Sunday, March 20, 2011

Le Banlieu

I had never really ventured out of Paris except to go to a specific city.  Today that changed.

Last Sunday, Jerome, my host brother, called to wish me a happy birthday.  He also invited me over to his house.  He asked me the when I could come, so I said a week would be fine, next Sunday.  That was today.

I remember writing about how I always dreaded going to dinner with Michele and the family, but once at the table it was always fun.  That's how I felt today.  My stomach wasn't feeling so hot this morning, so I almost used it as an excuse to tell Jerome I couldn't come.  But something inside of me told me I had to go. I literally would have done nothing else today, so there was no legitimate reason for me to not go.  And I am incredibly happy I did.

Georgiana, Jerome and Lucas live in an incredibly nice suburb of Paris, about twenty minutes away from the Arc de Triumph.  It was a pretty simple train ride to get there.  I had to change twice, but all was fine.  I made it there a little early, so I just sat in the sun at the train station for about ten minutes before I told Jerome I was ten minutes away.  He told me where he could meet me, so I waited there for about twenty more minutes, and then he, Lucas and I walked up to his apartment.

Their apartment isn't anything spectacular until you see their view.  It is smaller than where I live, with a kitchen about a third the size of mine.  Their bedroom is probably comparable to mine.  And they have a great living room, maybe a little bigger than mine.  But the view from their living room is amazing.  Imagine what you would expect to see looking out from a five story building over a sleepy little french town.  Church steeples, roundabouts, gardens, gabled roofs... Yeah, that is what they see.  I don't think it could have been any more French if they tried.

When I got there, Michele, my host mother, and two other people were there already.  From what I gathered, one of the two of the people there worked with Michele at some point.  Never did quite get the details.  All I know is the man, who was very friendly, was from Greece so it was difficult at times for me to understand his French.  His (presumably) wife was French, but she grew up in Algeria.  I liked her, mainly because we commiserated on how much we don't like winter.

After we stuffed ourselves with Georgiana's fantastic hors d'oeuvres, everyone decided to take a walk.  The greek said he knew of a great park that would be wonderful for Lucas.  He was not lying.

We headed out of Jerome's place, baby in his stroller, and walked through the neighborhood.  I'm not really sure why, but there was a canal we followed on our way to the park.  It was pretty neat.  There were some french kids, dressed in blue dockers and sweaters with their collars of their polo shirts popping out playing with a boat in the canal's water.  Again, I imagined that I would see that exact image in a movie.

We got to the park and we walked around some more.  It was so nice, just being able to walk outside and not hate life because of the bitter cold that made you forget what your nose felt like.  The most exciting part of the walk though, was seeing buds on the trees.  The Paris city center still doesn't quite have that yet, but we don't get as much sunshine as they get out in the burbs...
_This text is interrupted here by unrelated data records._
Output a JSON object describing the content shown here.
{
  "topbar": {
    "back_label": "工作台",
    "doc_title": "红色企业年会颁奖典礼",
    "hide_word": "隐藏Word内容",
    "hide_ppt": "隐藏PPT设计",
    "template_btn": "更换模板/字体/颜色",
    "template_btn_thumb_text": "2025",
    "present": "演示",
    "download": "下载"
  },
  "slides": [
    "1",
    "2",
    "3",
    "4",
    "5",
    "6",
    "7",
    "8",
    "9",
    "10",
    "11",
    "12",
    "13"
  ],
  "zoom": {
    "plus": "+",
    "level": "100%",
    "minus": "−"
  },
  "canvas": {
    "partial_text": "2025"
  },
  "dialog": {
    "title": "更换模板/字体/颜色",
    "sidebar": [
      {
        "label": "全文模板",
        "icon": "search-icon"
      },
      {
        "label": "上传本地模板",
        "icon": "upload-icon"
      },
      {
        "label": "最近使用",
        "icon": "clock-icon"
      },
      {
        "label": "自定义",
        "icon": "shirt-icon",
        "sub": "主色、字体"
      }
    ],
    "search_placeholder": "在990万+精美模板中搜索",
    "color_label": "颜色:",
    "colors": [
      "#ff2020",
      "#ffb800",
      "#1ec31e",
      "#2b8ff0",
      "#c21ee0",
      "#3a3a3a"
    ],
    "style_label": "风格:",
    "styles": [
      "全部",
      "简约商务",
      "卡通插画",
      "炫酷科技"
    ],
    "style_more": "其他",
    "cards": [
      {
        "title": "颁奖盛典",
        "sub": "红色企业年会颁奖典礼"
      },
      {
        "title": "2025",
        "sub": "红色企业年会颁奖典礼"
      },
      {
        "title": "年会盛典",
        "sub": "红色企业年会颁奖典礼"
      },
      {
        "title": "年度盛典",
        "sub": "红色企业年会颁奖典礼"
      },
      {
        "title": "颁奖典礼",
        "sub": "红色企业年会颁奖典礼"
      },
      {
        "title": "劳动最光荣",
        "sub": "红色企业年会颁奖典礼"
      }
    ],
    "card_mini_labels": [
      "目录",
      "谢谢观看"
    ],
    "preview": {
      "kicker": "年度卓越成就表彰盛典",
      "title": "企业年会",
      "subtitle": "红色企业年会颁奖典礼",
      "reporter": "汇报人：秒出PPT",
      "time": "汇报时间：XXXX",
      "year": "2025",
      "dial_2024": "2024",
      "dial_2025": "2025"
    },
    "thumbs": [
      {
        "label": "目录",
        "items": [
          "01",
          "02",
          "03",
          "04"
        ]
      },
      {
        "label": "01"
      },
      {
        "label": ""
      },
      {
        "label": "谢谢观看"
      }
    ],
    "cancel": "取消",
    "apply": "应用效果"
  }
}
The park had an interesting layout.  There were some large fields on the edges, but the actual park park consisted of a moat and an island with a smaller strip of green rimming the moat.  We walked onto the island.  One thing that was a little shocking was how many families were out.  I guess since it was the first day that you really could go to the park, everyone had the same idea as us.  By far the funniest/saddest part was seeing a group of three little boys playing soccer.  Then one of them kind of sits down and starts crying.  No one seems to notice, mainly because his family thought he was crying because the other two boys wouldn't let him play with the ball.

In actuality, he had peed himself.  I'm not talking about a little wet spot.  It was like he had just fallen into a fountain.  Poor kid...

But walking around that park I realized how much I miss sunshine and warm weather.  It may be because I have a little less than two months left in France, but most things here are reminding me what I love about Santa Barbara, whether they are good things or bad.  For example, the rain makes me love SB for its sunshine.  The sunshine reminds me that I go to a school where for a vast majority of the time it is just like this.

I will be sad to leave France though.  I was riding with Michele on the RER back to Paris, and I realized how incredibly lucky I was to get a host family like them.  They invited me to their house, they fed me, and after I moved out they still stayed in contact with me.

It's people like that, that I will miss most.

1 comment:

  1. hey, you, quit idealizing sb. winter quarter has a lot of crappy, rainy days that just highlight how terrible ucsb is at making anything rain proof.

    (for the record, i did the same idealizing thing when i was in paris. sure, it was great when i got back to sb, but i kicked myself for spending too much brainpower on missing it.)